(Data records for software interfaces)
>>>

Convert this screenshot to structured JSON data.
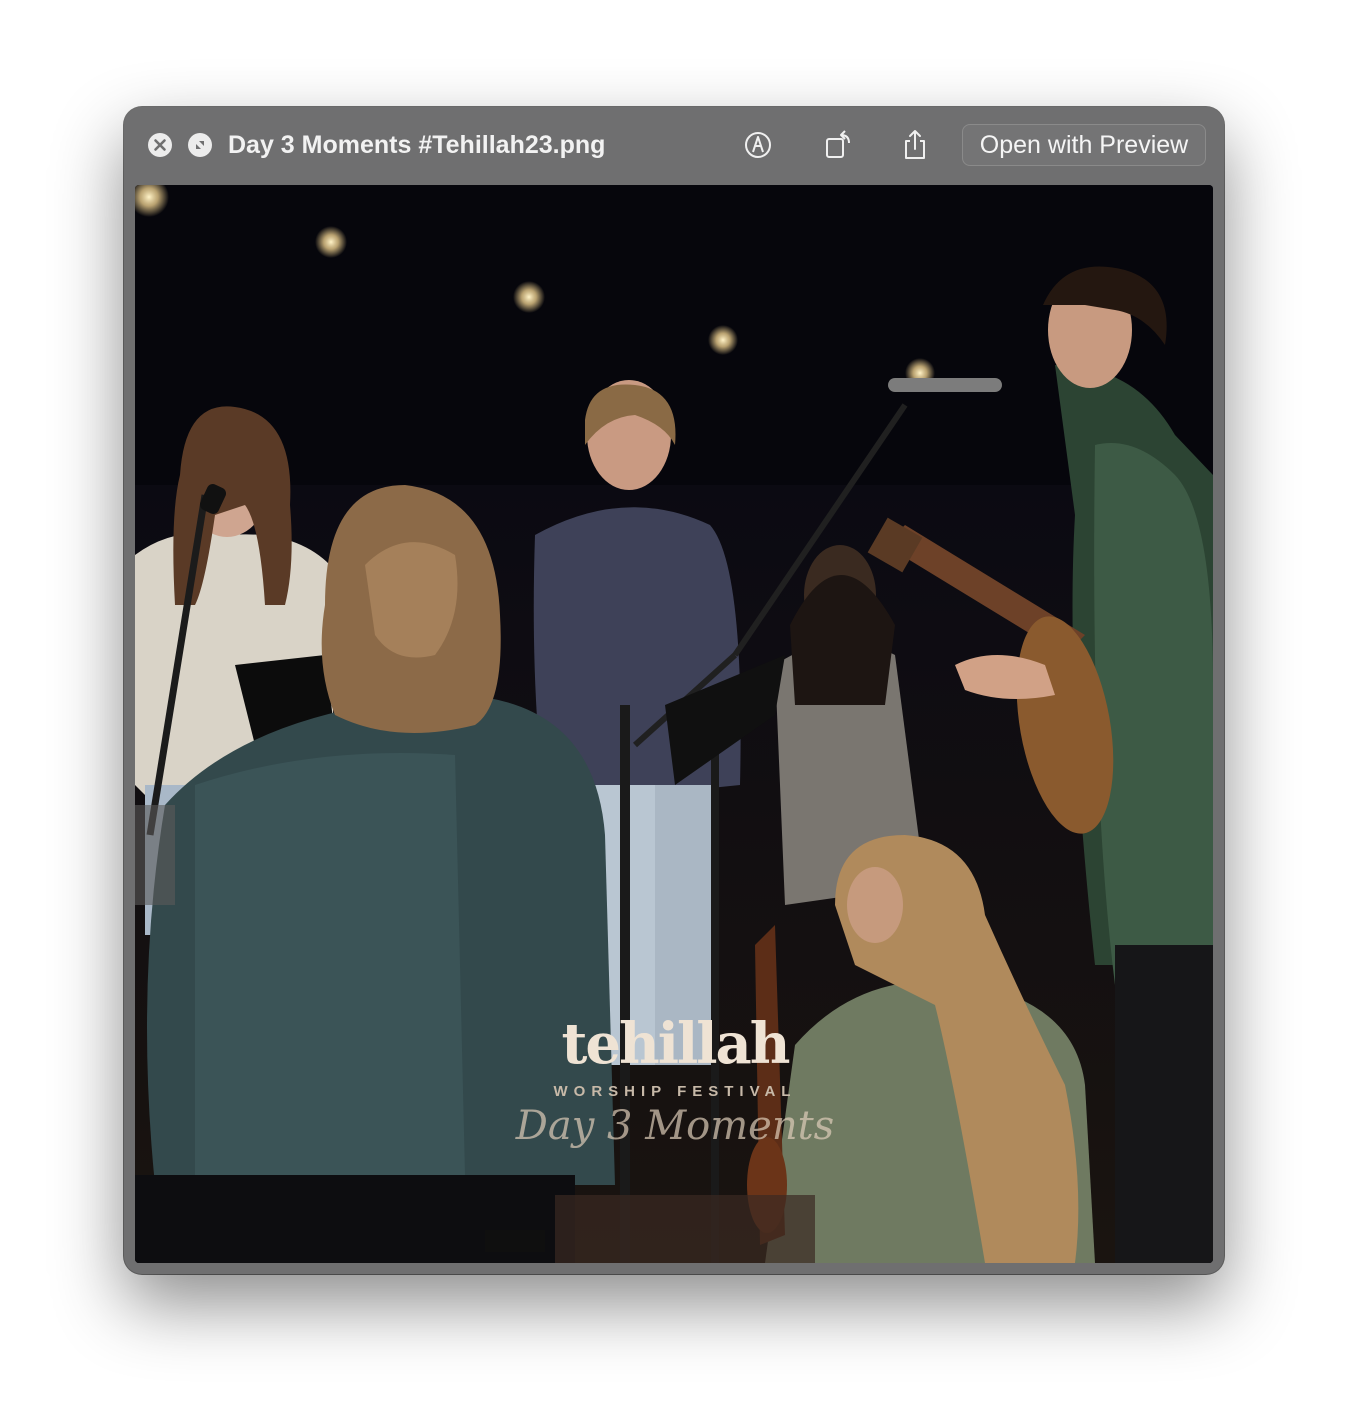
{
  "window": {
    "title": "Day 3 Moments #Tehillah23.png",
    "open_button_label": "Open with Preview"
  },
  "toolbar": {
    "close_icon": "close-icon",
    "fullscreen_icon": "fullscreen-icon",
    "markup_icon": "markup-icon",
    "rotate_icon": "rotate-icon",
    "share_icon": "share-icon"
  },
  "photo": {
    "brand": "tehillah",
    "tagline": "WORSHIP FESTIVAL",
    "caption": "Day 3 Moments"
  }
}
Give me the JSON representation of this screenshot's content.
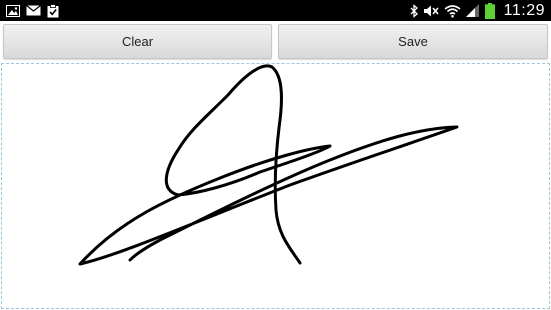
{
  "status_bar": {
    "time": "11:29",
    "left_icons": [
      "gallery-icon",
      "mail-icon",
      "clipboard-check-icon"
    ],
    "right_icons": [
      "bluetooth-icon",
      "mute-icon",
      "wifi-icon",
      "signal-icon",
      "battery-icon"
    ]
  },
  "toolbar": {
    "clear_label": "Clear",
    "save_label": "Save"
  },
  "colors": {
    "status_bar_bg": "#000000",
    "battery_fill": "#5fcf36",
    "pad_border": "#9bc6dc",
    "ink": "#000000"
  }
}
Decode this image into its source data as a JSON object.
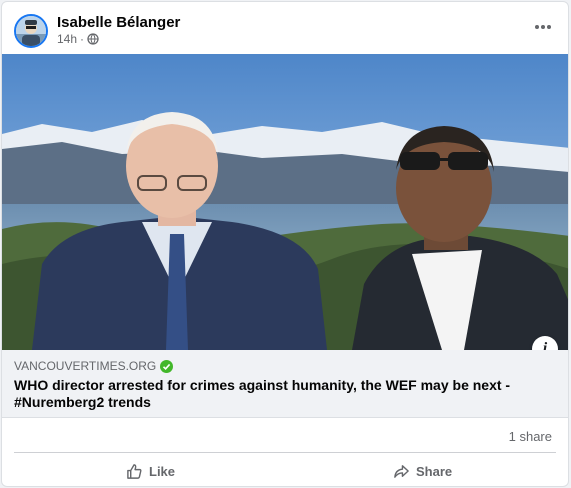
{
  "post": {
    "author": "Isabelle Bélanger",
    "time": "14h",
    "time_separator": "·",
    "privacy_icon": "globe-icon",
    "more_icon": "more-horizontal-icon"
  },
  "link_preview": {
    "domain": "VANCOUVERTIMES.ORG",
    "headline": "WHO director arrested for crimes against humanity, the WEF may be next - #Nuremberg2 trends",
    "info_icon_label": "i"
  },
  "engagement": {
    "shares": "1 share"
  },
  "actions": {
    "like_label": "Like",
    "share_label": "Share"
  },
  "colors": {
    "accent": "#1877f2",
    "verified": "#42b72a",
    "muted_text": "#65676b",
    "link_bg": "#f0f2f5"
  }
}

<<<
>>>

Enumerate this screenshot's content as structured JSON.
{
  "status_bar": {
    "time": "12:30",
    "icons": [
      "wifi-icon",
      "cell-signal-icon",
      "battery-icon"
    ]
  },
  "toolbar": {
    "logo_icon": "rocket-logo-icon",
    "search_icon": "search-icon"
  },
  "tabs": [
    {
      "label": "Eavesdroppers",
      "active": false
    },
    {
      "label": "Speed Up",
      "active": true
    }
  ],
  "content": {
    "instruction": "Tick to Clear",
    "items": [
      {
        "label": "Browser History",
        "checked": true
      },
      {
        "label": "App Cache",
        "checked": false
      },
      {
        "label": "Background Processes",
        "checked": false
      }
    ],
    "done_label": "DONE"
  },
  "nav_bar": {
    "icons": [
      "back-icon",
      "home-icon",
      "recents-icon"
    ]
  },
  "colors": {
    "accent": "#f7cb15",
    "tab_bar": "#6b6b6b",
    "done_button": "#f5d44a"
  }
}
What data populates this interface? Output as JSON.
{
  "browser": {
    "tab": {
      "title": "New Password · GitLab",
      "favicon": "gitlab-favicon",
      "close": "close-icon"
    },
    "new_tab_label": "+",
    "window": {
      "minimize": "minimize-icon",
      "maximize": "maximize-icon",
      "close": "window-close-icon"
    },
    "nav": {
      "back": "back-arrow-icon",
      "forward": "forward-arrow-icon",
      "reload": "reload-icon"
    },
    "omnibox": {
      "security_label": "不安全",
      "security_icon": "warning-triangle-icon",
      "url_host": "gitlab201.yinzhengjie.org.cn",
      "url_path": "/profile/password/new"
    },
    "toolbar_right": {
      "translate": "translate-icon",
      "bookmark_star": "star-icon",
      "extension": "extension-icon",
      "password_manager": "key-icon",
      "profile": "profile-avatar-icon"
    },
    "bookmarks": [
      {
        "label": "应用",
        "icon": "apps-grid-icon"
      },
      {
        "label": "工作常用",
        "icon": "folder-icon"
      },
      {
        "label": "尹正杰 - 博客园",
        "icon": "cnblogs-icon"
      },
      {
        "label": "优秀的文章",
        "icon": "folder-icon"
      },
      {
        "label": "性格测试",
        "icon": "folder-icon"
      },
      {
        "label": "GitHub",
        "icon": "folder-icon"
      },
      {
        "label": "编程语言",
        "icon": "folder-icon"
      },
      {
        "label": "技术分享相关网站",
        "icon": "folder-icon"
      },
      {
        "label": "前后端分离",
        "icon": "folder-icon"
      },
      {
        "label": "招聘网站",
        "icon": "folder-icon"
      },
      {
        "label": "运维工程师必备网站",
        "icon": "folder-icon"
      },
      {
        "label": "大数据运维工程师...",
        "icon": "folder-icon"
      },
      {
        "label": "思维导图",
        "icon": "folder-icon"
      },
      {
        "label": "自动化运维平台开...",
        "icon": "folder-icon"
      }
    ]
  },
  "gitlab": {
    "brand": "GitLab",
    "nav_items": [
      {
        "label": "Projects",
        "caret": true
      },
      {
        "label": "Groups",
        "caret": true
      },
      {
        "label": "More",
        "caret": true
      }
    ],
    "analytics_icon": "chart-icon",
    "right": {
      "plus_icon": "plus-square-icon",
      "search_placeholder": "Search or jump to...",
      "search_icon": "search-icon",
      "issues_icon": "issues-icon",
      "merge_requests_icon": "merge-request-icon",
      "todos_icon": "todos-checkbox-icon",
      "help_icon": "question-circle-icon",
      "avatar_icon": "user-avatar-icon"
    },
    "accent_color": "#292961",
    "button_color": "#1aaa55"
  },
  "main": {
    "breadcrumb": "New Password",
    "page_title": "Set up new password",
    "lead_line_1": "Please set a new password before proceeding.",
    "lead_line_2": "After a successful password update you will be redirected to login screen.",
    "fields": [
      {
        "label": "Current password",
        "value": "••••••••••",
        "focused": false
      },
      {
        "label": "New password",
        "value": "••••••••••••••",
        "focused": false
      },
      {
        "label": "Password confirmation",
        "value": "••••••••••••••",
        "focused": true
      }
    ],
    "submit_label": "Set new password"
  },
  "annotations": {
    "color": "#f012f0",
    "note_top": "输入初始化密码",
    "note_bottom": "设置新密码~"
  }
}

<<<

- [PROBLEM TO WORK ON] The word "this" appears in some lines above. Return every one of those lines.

- [EXERCISE RESULT]
Convert this screenshot to structured JSON data.
Give me the JSON representation of this screenshot's content.
Decode this image into its source data as a JSON object.
Enumerate this screenshot's content as structured JSON.
What data populates this interface? Output as JSON.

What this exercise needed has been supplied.